The what of ministry? As verse 28 says, “[Jesus] is the one we proclaim”. Our message to the world is not “Make Poverty History,” nor “Become a Better You”. Our only message to the world is: “Christ in you, the hope of glory”. And thus we warn and teach. We warn people because our, and their, lives must change from wilful rebellion to godly submission. And we teach one another because our ways of thinking must move from being self-centred to God-centred.
Why? So we can be spiritually mature. Paul has already said that the purpose of Christ’s death was to present us holy in God’s sight, without blemish (Colossians 1:22). If I am going to be without blemish then I need to have my blemishes removed. If you have ever had blemishes removed from your skin, then you will know it is painful. But a little pain is worth it to look beautiful. That is exactly what Paul is doing. I do not want to hear sermons that just make me feel good about myself, I need preachers to turn the searchlight of God’s Word on my pride, my foolish words, and my selfish desires. God’s Word and Spirit have to burn them off to make me to become pleasing in His sight.
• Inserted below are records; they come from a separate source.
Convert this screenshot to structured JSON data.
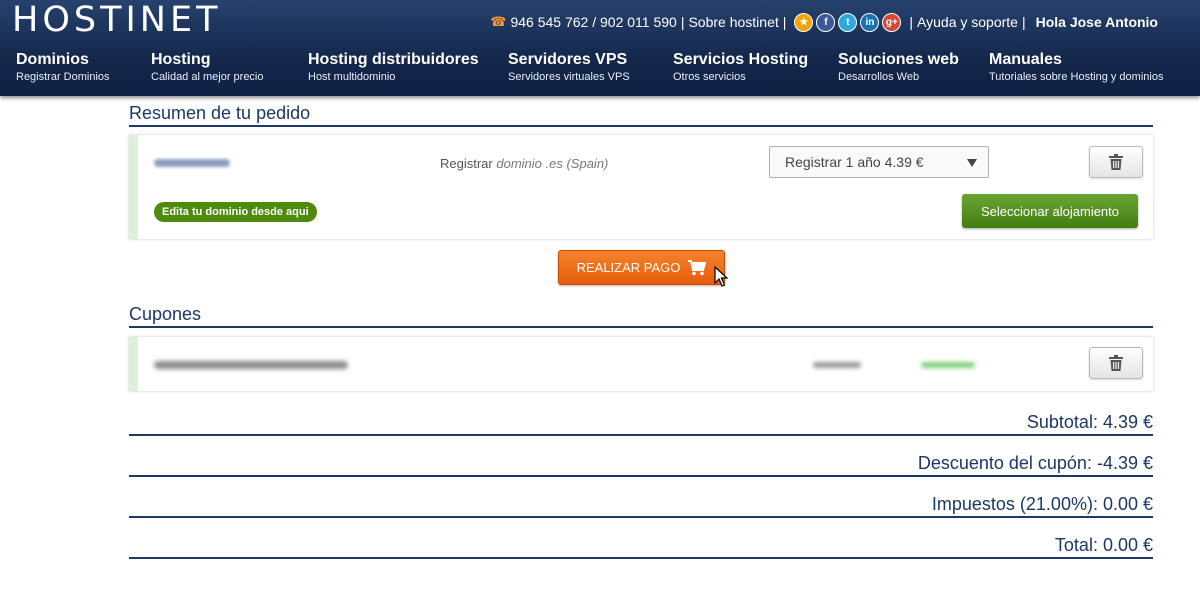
{
  "header": {
    "logo": "HOSTINET",
    "phone": "946 545 762 / 902 011 590",
    "about": "Sobre hostinet",
    "help": "Ayuda y soporte",
    "greeting": "Hola Jose Antonio",
    "social": [
      {
        "icon": "star-icon",
        "glyph": "★"
      },
      {
        "icon": "facebook-icon",
        "glyph": "f"
      },
      {
        "icon": "twitter-icon",
        "glyph": "t"
      },
      {
        "icon": "linkedin-icon",
        "glyph": "in"
      },
      {
        "icon": "google-plus-icon",
        "glyph": "g+"
      }
    ]
  },
  "nav": [
    {
      "title": "Dominios",
      "subtitle": "Registrar Dominios"
    },
    {
      "title": "Hosting",
      "subtitle": "Calidad al mejor precio"
    },
    {
      "title": "Hosting distribuidores",
      "subtitle": "Host multidominio"
    },
    {
      "title": "Servidores VPS",
      "subtitle": "Servidores virtuales VPS"
    },
    {
      "title": "Servicios Hosting",
      "subtitle": "Otros servicios"
    },
    {
      "title": "Soluciones web",
      "subtitle": "Desarrollos Web"
    },
    {
      "title": "Manuales",
      "subtitle": "Tutoriales sobre Hosting y dominios"
    }
  ],
  "order": {
    "title": "Resumen de tu pedido",
    "register_prefix": "Registrar",
    "register_domain": "dominio .es (Spain)",
    "select_value": "Registrar 1 año 4.39 €",
    "edit_label": "Edita tu dominio desde aqui",
    "select_hosting_label": "Seleccionar alojamiento"
  },
  "pay_label": "REALIZAR PAGO",
  "coupons": {
    "title": "Cupones"
  },
  "totals": {
    "subtotal": "Subtotal: 4.39 €",
    "discount": "Descuento del cupón: -4.39 €",
    "taxes": "Impuestos (21.00%): 0.00 €",
    "total": "Total: 0.00 €"
  },
  "colors": {
    "header": "#14284c",
    "accent_blue": "#1b3868",
    "green": "#4d8a0e",
    "orange": "#f5822d"
  }
}
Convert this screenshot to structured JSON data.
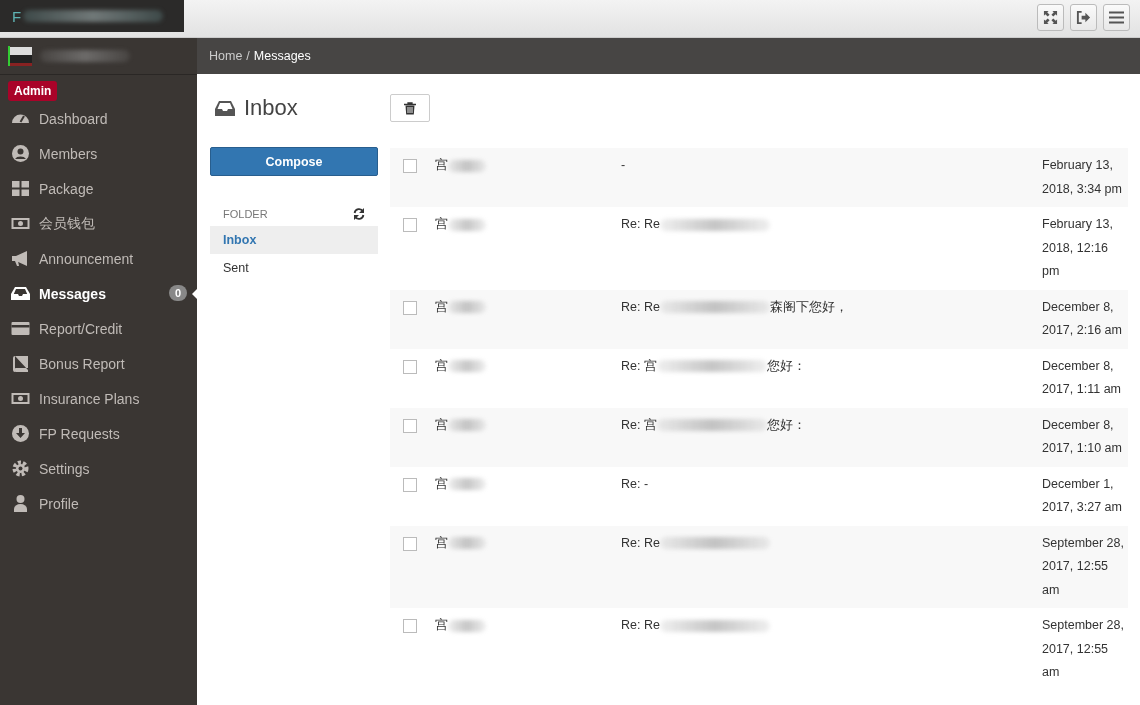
{
  "top_bar": {
    "title_initial": "F",
    "title_redacted": true
  },
  "sidebar": {
    "brand_redacted": true,
    "role_badge": "Admin",
    "items": [
      {
        "label": "Dashboard",
        "selected": false
      },
      {
        "label": "Members",
        "selected": false
      },
      {
        "label": "Package",
        "selected": false
      },
      {
        "label": "会员钱包",
        "selected": false
      },
      {
        "label": "Announcement",
        "selected": false
      },
      {
        "label": "Messages",
        "selected": true,
        "badge": "0"
      },
      {
        "label": "Report/Credit",
        "selected": false
      },
      {
        "label": "Bonus Report",
        "selected": false
      },
      {
        "label": "Insurance Plans",
        "selected": false
      },
      {
        "label": "FP Requests",
        "selected": false
      },
      {
        "label": "Settings",
        "selected": false
      },
      {
        "label": "Profile",
        "selected": false
      }
    ]
  },
  "breadcrumb": {
    "items": [
      "Home",
      "Messages"
    ],
    "separator": "/"
  },
  "page_title": "Inbox",
  "compose_button": "Compose",
  "folder_label": "FOLDER",
  "folders": [
    {
      "label": "Inbox",
      "selected": true
    },
    {
      "label": "Sent",
      "selected": false
    }
  ],
  "messages": [
    {
      "checked": false,
      "sender": "宫",
      "sender_redacted": true,
      "subject": "-",
      "subject_redacted": false,
      "date": "February 13, 2018, 3:34 pm"
    },
    {
      "checked": false,
      "sender": "宫",
      "sender_redacted": true,
      "subject": "Re: Re",
      "subject_redacted": true,
      "date": "February 13, 2018, 12:16 pm"
    },
    {
      "checked": false,
      "sender": "宫",
      "sender_redacted": true,
      "subject": "Re: Re",
      "subject_redacted": true,
      "subject_end": "森阁下您好，",
      "date": "December 8, 2017, 2:16 am"
    },
    {
      "checked": false,
      "sender": "宫",
      "sender_redacted": true,
      "subject": "Re: 宫",
      "subject_redacted": true,
      "subject_end": "您好：",
      "date": "December 8, 2017, 1:11 am"
    },
    {
      "checked": false,
      "sender": "宫",
      "sender_redacted": true,
      "subject": "Re: 宫",
      "subject_redacted": true,
      "subject_end": "您好：",
      "date": "December 8, 2017, 1:10 am"
    },
    {
      "checked": false,
      "sender": "宫",
      "sender_redacted": true,
      "subject": "Re: -",
      "subject_redacted": false,
      "date": "December 1, 2017, 3:27 am"
    },
    {
      "checked": false,
      "sender": "宫",
      "sender_redacted": true,
      "subject": "Re: Re",
      "subject_redacted": true,
      "date": "September 28, 2017, 12:55 am"
    },
    {
      "checked": false,
      "sender": "宫",
      "sender_redacted": true,
      "subject": "Re: Re",
      "subject_redacted": true,
      "date": "September 28, 2017, 12:55 am"
    }
  ]
}
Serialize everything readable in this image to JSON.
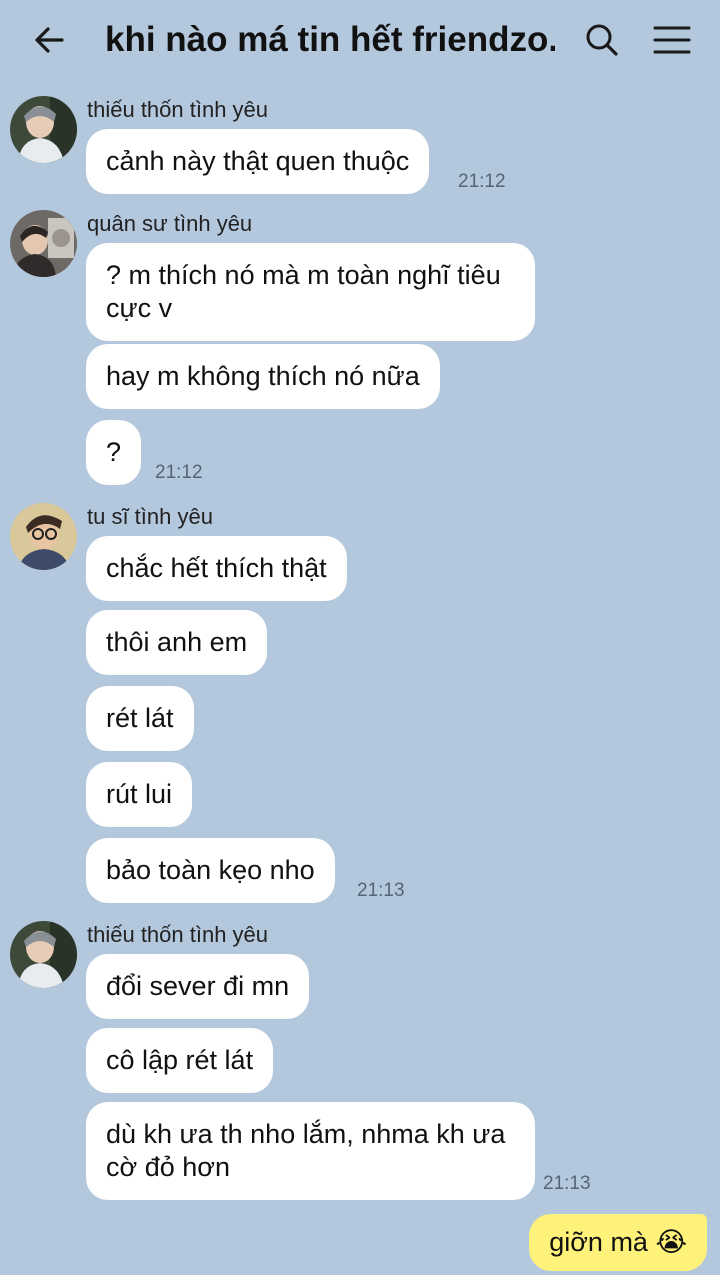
{
  "header": {
    "title": "khi nào má tin hết friendzo...",
    "back_icon": "arrow-left-icon",
    "search_icon": "search-icon",
    "menu_icon": "hamburger-menu-icon"
  },
  "groups": [
    {
      "sender": "thiếu thốn tình yêu",
      "messages": [
        "cảnh này thật quen thuộc"
      ],
      "time": "21:12"
    },
    {
      "sender": "quân sư tình yêu",
      "messages": [
        "? m thích nó mà m toàn nghĩ tiêu cực v",
        "hay m không thích nó nữa",
        "?"
      ],
      "time": "21:12"
    },
    {
      "sender": "tu sĩ tình yêu",
      "messages": [
        "chắc hết thích thật",
        "thôi anh em",
        "rét lát",
        "rút lui",
        "bảo toàn kẹo nho"
      ],
      "time": "21:13"
    },
    {
      "sender": "thiếu thốn tình yêu",
      "messages": [
        "đổi sever đi mn",
        "cô lập rét lát",
        "dù kh ưa th nho lắm, nhma kh ưa cờ đỏ hơn"
      ],
      "time": "21:13"
    }
  ],
  "outgoing": {
    "text": "giỡn mà 😭"
  },
  "colors": {
    "background": "#b3c7dd",
    "incoming_bubble": "#ffffff",
    "outgoing_bubble": "#fff27a"
  }
}
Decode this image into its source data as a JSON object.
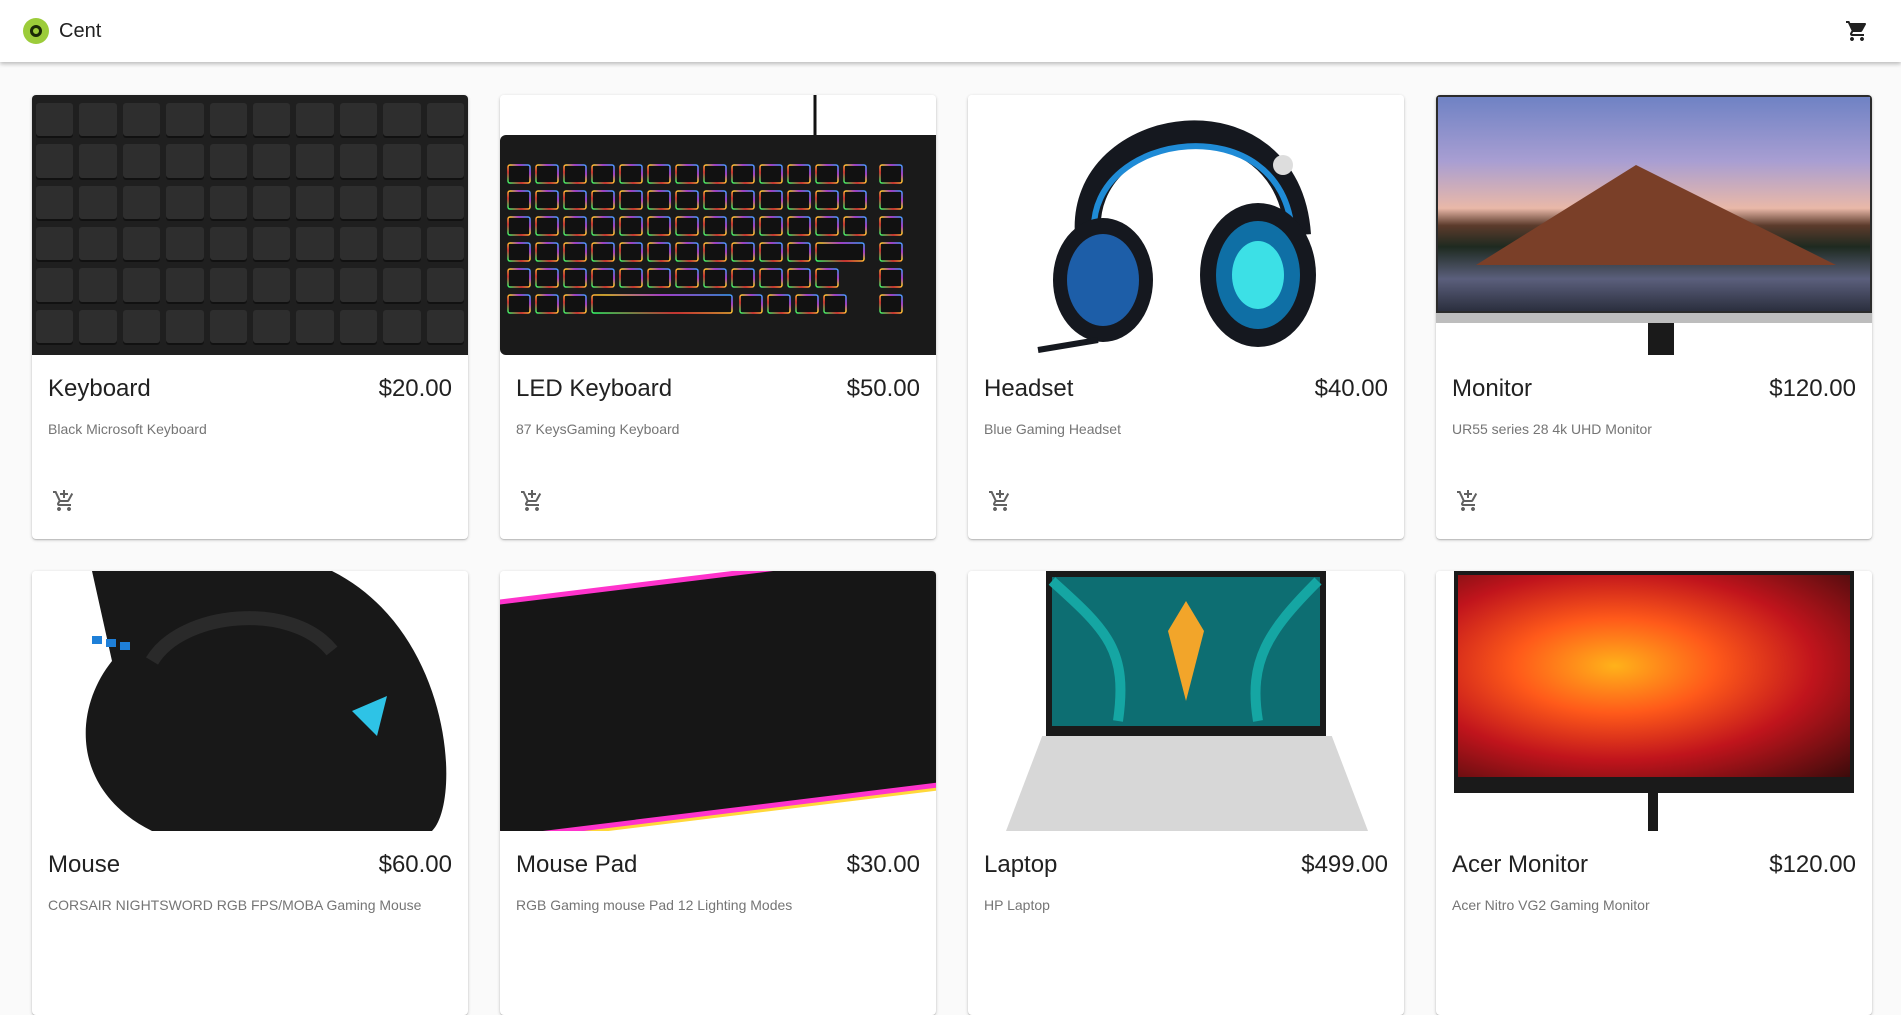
{
  "app": {
    "title": "Cent"
  },
  "header": {
    "logo_icon": "circle-logo-icon",
    "cart_icon": "shopping-cart-icon"
  },
  "colors": {
    "brand": "#9ccc3a",
    "accent": "#212121"
  },
  "products": [
    {
      "name": "Keyboard",
      "price": "$20.00",
      "description": "Black Microsoft Keyboard"
    },
    {
      "name": "LED Keyboard",
      "price": "$50.00",
      "description": "87 KeysGaming Keyboard"
    },
    {
      "name": "Headset",
      "price": "$40.00",
      "description": "Blue Gaming Headset"
    },
    {
      "name": "Monitor",
      "price": "$120.00",
      "description": "UR55 series 28 4k UHD Monitor"
    },
    {
      "name": "Mouse",
      "price": "$60.00",
      "description": "CORSAIR NIGHTSWORD RGB FPS/MOBA Gaming Mouse"
    },
    {
      "name": "Mouse Pad",
      "price": "$30.00",
      "description": "RGB Gaming mouse Pad 12 Lighting Modes"
    },
    {
      "name": "Laptop",
      "price": "$499.00",
      "description": "HP Laptop"
    },
    {
      "name": "Acer Monitor",
      "price": "$120.00",
      "description": "Acer Nitro VG2 Gaming Monitor"
    }
  ]
}
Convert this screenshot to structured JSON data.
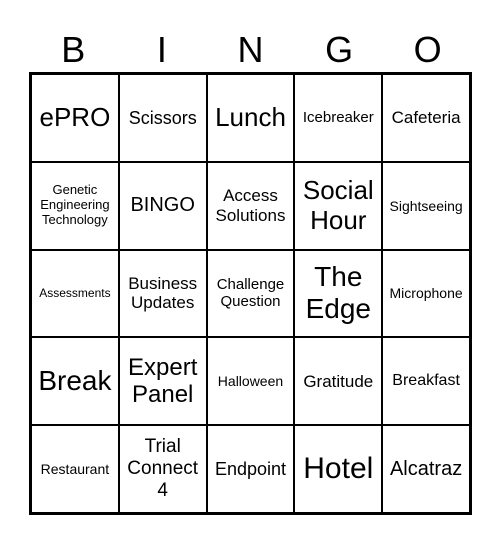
{
  "header": [
    "B",
    "I",
    "N",
    "G",
    "O"
  ],
  "cells": [
    "ePRO",
    "Scissors",
    "Lunch",
    "Icebreaker",
    "Cafeteria",
    "Genetic Engineering Technology",
    "BINGO",
    "Access Solutions",
    "Social Hour",
    "Sightseeing",
    "Assessments",
    "Business Updates",
    "Challenge Question",
    "The Edge",
    "Microphone",
    "Break",
    "Expert Panel",
    "Halloween",
    "Gratitude",
    "Breakfast",
    "Restaurant",
    "Trial Connect 4",
    "Endpoint",
    "Hotel",
    "Alcatraz"
  ]
}
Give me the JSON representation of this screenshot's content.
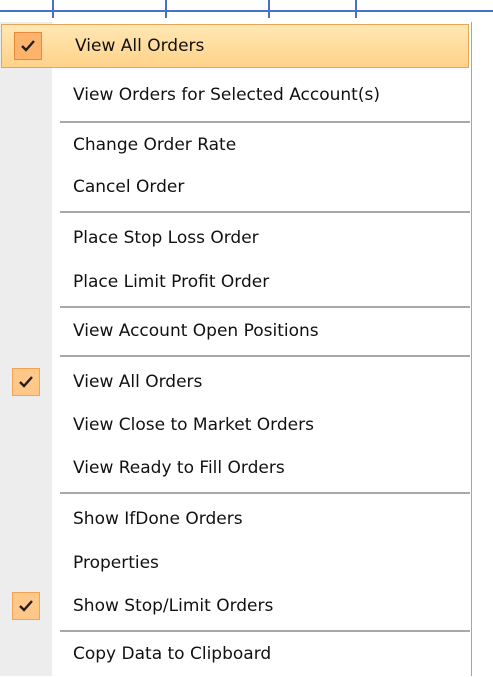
{
  "menu": {
    "items": [
      {
        "label": "View All Orders",
        "checked": true,
        "highlighted": true
      },
      {
        "label": "View Orders for Selected Account(s)",
        "checked": false
      },
      {
        "label": "Change Order Rate",
        "checked": false
      },
      {
        "label": "Cancel Order",
        "checked": false
      },
      {
        "label": "Place Stop Loss Order",
        "checked": false
      },
      {
        "label": "Place Limit Profit Order",
        "checked": false
      },
      {
        "label": "View Account Open Positions",
        "checked": false
      },
      {
        "label": "View All Orders",
        "checked": true
      },
      {
        "label": "View Close to Market Orders",
        "checked": false
      },
      {
        "label": "View Ready to Fill Orders",
        "checked": false
      },
      {
        "label": "Show IfDone Orders",
        "checked": false
      },
      {
        "label": "Properties",
        "checked": false
      },
      {
        "label": "Show Stop/Limit Orders",
        "checked": true
      },
      {
        "label": "Copy Data to Clipboard",
        "checked": false
      }
    ]
  },
  "colors": {
    "highlight": "#ffd28a",
    "check_background": "#ffc888",
    "gutter": "#eeeded",
    "grid_line": "#4a6fc9"
  },
  "icons": {
    "check": "checkmark-icon"
  }
}
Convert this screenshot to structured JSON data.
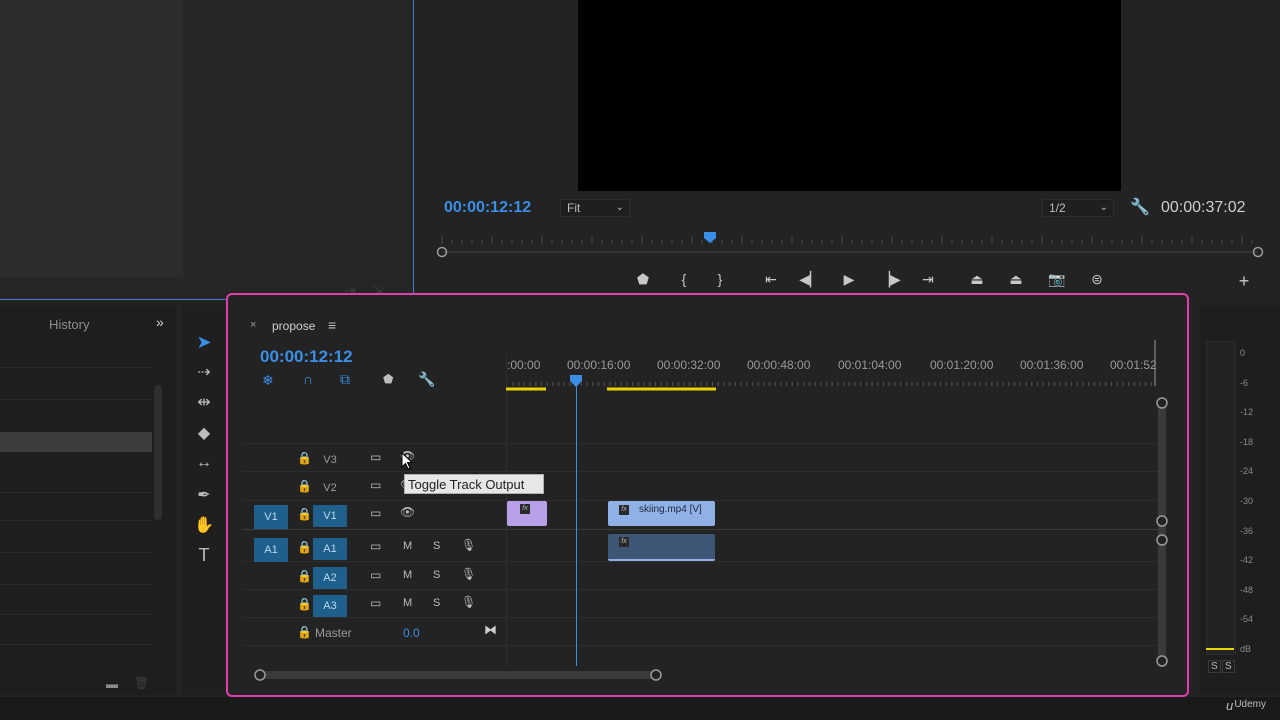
{
  "source_monitor": {},
  "program_monitor": {
    "playhead_timecode": "00:00:12:12",
    "fit_dropdown": "Fit",
    "resolution_dropdown": "1/2",
    "duration_timecode": "00:00:37:02"
  },
  "project_panel": {
    "tab_label": "History",
    "expand_icon": "double-chevron-right"
  },
  "tools": [
    "selection-tool",
    "track-select-tool",
    "ripple-edit-tool",
    "razor-tool",
    "slip-tool",
    "pen-tool",
    "hand-tool",
    "type-tool"
  ],
  "timeline": {
    "close_label": "×",
    "sequence_name": "propose",
    "menu_icon": "≡",
    "timecode": "00:00:12:12",
    "ruler_labels": [
      ":00:00",
      "00:00:16:00",
      "00:00:32:00",
      "00:00:48:00",
      "00:01:04:00",
      "00:01:20:00",
      "00:01:36:00",
      "00:01:52"
    ],
    "tracks": {
      "v3": "V3",
      "v2": "V2",
      "v1": "V1",
      "v1_src": "V1",
      "a1": "A1",
      "a1_src": "A1",
      "a2": "A2",
      "a3": "A3",
      "mute": "M",
      "solo": "S"
    },
    "master_label": "Master",
    "master_value": "0.0",
    "clip_name": "skiing.mp4 [V]",
    "fx_label": "fx",
    "tooltip": "Toggle Track Output"
  },
  "audio_meter": {
    "labels": [
      "0",
      "-6",
      "-12",
      "-18",
      "-24",
      "-30",
      "-36",
      "-42",
      "-48",
      "-54",
      "dB"
    ],
    "solo_left": "S",
    "solo_right": "S"
  },
  "watermark": "Udemy",
  "colors": {
    "accent_blue": "#3a8ee6",
    "highlight_pink": "#e03fae",
    "clip_blue": "#8fb1e6",
    "clip_purple": "#b8a0e8",
    "work_area_yellow": "#e8d400"
  }
}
How does Paul—and every other teacher—achieve this goal? Through hard work. Paul writes that he labours agonisingly with God’s strength by which he is powerfully strengthened (v. 29). Paul sweats and strains to bring the believers to maturity in Christ. Yet all the while, it is the God of all power who is mightily enabling him. And me. And you.
What are the kinds of things that we should be warning people against? Why does the New Testament give such an important emphasis to teaching in the church?
Why is the work of ministry so hard?